Stacy Thacker, AP
Former NFL football quarterback Jim McMahon speaks during a news conference Tuesday, June 17, 2014 in Chicago. McMahon spoke of his ongoing battle with dementia that he believe is related to his years of hits he took while playing in the league. McMahon is part of a federal lawsuit filed in San Francisco accusing teams of illegally dispensing powerful narcotics and other drugs to keep players on the field without regard for their long-term health. He led the Chicago Bears to victory in the 1985 Super Bowl. (AP Photo/Stacy Thacker)

Former BYU quarterback Jim McMahon, who spent 15 years in the NFL, is taking a stance in favor of medical marijuana.

In a Chicago Tribune story by Robert McCoppin Thursday, McMahon said the controversial treatment has been the most effective method of helping him deal with the ongoing effects of concussions and other injuries he sustained during his playing days.

"This medical marijuana has been a godsend," he said. "It relieves me of the pain β€” or thinking about it, anyway."

Utah-BYU rivalry already alive for future football freshmen

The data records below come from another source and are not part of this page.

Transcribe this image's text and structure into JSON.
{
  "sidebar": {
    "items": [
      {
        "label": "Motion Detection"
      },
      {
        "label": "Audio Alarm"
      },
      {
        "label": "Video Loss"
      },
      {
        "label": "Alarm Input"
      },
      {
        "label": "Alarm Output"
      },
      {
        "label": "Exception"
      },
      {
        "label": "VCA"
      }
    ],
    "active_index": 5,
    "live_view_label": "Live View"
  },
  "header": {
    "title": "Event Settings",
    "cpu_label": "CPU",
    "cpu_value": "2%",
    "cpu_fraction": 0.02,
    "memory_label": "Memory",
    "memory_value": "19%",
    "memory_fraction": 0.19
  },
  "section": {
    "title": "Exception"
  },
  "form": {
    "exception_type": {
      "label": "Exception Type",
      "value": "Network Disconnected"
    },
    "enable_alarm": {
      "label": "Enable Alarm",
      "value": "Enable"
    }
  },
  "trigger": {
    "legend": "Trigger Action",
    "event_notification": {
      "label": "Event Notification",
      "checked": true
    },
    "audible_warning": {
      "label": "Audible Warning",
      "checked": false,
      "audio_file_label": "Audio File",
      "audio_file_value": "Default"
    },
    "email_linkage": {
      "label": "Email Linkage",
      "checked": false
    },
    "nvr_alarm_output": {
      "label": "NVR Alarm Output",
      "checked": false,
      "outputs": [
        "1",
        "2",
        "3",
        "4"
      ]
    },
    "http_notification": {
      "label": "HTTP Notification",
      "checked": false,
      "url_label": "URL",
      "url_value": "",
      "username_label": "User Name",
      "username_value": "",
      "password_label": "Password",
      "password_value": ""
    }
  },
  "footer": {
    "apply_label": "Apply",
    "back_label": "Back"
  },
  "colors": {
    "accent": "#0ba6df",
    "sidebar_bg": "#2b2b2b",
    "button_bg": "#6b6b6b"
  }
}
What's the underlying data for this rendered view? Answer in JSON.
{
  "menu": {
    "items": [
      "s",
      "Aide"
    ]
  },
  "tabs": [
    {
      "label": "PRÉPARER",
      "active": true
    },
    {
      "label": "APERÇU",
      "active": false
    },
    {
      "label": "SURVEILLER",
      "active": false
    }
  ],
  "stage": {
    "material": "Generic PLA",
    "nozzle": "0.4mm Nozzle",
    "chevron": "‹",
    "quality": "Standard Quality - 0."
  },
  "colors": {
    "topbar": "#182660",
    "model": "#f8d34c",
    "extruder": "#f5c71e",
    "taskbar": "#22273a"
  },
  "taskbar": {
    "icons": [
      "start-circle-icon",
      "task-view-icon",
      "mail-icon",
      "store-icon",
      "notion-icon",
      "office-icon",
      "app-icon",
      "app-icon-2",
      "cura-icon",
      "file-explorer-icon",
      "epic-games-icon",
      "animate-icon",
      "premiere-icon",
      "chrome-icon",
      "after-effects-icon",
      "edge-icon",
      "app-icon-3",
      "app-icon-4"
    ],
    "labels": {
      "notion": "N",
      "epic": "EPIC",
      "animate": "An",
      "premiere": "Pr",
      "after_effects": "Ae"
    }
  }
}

Just minutes after he announced his commitment Thursday night to play football for the University of Utah, Terrell Burgess of San Marcos, California, was welcomed to the Utes' rivalry with BYU by a player who hasn't seen the field for the Cougars yet.

In a tweet congratulating Burgess on his commitment, BYU's Troy Warner, who faced Burgess in high school before graduating early and enrolling at the Provo school, added a little note to fan the rivalry's flames.

In response a little while later, a Utah fan posted a video on Twitter of Burgess burning Warner on a play for a touchdown.

Bill Simmons proposes trade ideas for the Utah Jazz, jabs fans

Ever since a piece from ESPN NBA analyst Zach Lowe was published Tuesday suggesting that the Utah Jazz should at least think about trading Gordon Hayward to the Boston Celtics for what's sure to be a Top 5 pick in June's NBA Draft, discussion concerning the topic has abounded.

Late Thursday night, media personality Bill Simmons, formerly of Grantland and a diehard Celtics fan, proposed on Twitter some trade ideas that would get Hayward to Boston without Danny Ainge and company surrendering the pick.

Along the way, Simmons took some shots at Jazz fans.

Ryan McDonald is a sports reporter at Follow him on Twitter @ryanwmcdonald.